Once properly sorted, the golf balls are then packaged for shipping to retail stores under the Reload brand, or are organized for sale through the company’s websites.

 

Krueger and Jones have seen it all in the last 20+ years of growing PG Golf Professional, both the good and the bad. Shortly after they committed to the business full time, they began to hear whisperings of some nebulous entity called “The Internet” that could serve as a medium for selling goods directly to customers over long distances. As the Internet grew, PG began to experiment with the idea of selling their refurbished/refinished golf balls directly to the consumer.

“The arrival of the Internet was HUGE for us,” Krueger said. “We started hearing about it in the late ‘90s, so we put some golf balls up to see if they sold, and they did. We thought, ‘Hey, that’s kinda cool,’ so we did it again, and it kept working.”

In the last five years, PG has focused a large portion of its attention on direct-to-consumer sales. What was an immeasurably small part of their business 15 years ago has now grown to about 33 percent of the company’s sales.
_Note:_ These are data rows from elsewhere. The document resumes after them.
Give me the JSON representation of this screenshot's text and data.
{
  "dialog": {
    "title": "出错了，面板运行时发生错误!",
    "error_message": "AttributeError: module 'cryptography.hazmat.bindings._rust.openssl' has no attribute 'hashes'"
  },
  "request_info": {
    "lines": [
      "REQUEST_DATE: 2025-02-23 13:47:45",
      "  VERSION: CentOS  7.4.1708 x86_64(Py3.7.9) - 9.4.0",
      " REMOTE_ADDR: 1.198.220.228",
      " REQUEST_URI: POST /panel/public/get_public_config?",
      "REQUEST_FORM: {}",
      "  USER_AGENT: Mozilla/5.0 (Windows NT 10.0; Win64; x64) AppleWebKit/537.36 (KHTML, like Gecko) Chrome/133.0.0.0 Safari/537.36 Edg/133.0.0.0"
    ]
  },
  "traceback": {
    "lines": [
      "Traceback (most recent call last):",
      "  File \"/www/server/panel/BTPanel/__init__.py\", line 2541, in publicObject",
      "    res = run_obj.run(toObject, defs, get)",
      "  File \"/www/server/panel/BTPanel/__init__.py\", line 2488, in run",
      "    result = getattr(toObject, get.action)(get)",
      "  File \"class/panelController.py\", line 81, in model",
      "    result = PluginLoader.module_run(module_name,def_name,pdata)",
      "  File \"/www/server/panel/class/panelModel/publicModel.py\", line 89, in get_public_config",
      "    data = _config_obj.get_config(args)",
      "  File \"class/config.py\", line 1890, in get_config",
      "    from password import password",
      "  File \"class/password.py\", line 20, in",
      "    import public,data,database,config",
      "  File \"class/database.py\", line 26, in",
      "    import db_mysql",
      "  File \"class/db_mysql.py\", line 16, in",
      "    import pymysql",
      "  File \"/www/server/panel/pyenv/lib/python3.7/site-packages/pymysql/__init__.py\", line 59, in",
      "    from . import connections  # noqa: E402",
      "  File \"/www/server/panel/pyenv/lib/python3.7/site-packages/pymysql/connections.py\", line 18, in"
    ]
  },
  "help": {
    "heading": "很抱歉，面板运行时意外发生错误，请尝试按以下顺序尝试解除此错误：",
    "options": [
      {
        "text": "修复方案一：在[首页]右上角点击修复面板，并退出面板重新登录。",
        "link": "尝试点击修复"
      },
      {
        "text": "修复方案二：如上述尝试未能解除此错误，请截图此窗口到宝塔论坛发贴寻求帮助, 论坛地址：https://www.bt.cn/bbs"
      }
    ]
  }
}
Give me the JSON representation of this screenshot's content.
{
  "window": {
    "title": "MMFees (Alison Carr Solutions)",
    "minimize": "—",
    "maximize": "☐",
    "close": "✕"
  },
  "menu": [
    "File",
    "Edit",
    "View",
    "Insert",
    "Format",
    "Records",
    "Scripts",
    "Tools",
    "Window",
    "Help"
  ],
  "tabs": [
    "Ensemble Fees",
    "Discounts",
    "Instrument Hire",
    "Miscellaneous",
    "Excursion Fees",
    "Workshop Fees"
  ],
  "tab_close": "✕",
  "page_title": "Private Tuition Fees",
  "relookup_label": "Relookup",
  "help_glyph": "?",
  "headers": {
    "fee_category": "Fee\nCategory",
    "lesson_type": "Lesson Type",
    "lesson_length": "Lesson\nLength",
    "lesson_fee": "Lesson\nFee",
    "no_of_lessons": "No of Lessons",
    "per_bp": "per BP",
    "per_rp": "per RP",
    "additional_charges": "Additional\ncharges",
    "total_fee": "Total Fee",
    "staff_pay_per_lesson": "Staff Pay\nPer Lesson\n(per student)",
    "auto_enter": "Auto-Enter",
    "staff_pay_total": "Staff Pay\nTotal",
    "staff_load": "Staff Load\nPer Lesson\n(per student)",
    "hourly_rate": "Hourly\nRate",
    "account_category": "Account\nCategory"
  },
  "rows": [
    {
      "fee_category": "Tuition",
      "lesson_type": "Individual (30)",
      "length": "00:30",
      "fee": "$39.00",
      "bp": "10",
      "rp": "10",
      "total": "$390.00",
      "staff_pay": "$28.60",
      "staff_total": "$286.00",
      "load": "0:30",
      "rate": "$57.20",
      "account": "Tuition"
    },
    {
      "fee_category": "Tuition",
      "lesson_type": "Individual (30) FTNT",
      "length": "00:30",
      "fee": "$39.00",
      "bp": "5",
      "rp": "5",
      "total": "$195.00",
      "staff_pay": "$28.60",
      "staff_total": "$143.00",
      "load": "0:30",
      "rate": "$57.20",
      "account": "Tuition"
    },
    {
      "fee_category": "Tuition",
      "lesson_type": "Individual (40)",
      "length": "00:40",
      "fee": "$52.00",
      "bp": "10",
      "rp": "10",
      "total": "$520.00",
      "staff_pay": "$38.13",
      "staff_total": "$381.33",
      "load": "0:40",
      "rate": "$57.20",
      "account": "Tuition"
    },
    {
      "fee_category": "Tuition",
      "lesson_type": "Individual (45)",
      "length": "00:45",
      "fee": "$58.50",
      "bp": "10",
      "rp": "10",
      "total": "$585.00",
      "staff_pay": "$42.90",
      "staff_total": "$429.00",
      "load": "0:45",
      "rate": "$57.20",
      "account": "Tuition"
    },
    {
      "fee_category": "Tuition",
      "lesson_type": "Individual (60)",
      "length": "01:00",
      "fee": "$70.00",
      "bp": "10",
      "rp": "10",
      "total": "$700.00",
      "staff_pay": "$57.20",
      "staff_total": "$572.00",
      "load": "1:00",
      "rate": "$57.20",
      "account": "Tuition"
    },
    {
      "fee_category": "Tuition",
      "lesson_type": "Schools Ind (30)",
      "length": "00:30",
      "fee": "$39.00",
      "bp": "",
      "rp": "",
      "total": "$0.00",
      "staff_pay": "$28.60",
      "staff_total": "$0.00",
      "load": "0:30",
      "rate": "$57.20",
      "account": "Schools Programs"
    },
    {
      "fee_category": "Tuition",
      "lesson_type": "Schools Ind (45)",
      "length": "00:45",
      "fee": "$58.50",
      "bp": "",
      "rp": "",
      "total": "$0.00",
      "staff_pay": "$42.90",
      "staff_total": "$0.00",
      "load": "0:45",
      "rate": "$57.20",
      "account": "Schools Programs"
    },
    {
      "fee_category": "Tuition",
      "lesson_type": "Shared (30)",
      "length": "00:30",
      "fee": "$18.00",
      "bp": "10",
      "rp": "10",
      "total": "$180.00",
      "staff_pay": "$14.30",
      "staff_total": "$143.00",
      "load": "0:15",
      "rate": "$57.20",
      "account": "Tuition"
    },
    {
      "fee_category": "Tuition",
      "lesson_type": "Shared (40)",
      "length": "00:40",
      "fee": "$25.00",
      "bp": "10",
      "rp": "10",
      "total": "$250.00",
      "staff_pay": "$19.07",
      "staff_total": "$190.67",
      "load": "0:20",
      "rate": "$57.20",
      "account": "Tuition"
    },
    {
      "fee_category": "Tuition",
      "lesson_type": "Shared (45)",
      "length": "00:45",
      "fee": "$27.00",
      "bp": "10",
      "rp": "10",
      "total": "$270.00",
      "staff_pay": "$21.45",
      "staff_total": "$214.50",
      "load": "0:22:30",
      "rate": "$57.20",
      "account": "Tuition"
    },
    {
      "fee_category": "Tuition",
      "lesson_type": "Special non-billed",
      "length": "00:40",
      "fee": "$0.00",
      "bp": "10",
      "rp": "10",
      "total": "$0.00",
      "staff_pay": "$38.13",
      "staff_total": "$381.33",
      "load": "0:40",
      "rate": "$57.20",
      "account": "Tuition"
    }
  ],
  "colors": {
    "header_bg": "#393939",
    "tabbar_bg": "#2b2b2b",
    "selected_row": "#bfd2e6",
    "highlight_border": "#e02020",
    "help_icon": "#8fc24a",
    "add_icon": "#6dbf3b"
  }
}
On the negative side of things, you have the “Nighthawks.” Cool name, terrible concept. Nighthawks is the term coined to represent other parties that illegally come on to golf course property – usually at night – and dive for golf balls. While it may sound like a silly concept, it is a serious threat to the used golf ball business. Krueger and Jones – in conjunction with their contracted golf courses – have done everything they can to prevent, stop and discourage these “Nighthawks,” including having a few of them arrested. You can’t police every hazard at every golf course, however, and the risk of lost inventory is one they have to live with.

Then there are the golf ball manufacturers to deal with, of which PG Professional Golf (and other used golf ball sellers) have zero relationship with. You can bet companies like Titleist, Bridgestone and TaylorMade would like nothing more than to see companies such as PG go away for good. In the past, litigation has popped up in attempts to accomplish just that, but to no avail. There are rules and requirements set in place to protect the original manufacturers however, mandating language on packaging and the inability to use the companies’ logos in any way.

All in all, it probably wouldn’t be a stretch to say that Krueger and Jones are living every amateur golfer’s dream (other than being a Tour pro, of course). The used golf ball empire they have built is unmatched across the globe, and as long as there are golfers rocketing pristine white golf balls into ponds, lakes and streams, they will be there to retrieve them.

As we finished our tour of the PG warehouse, I searched far and wide for the Scrooge McDuck-type fault filled with golf balls and equipped with a diving board, but to no avail. Like they said, they leave the golf ball diving to the professionals.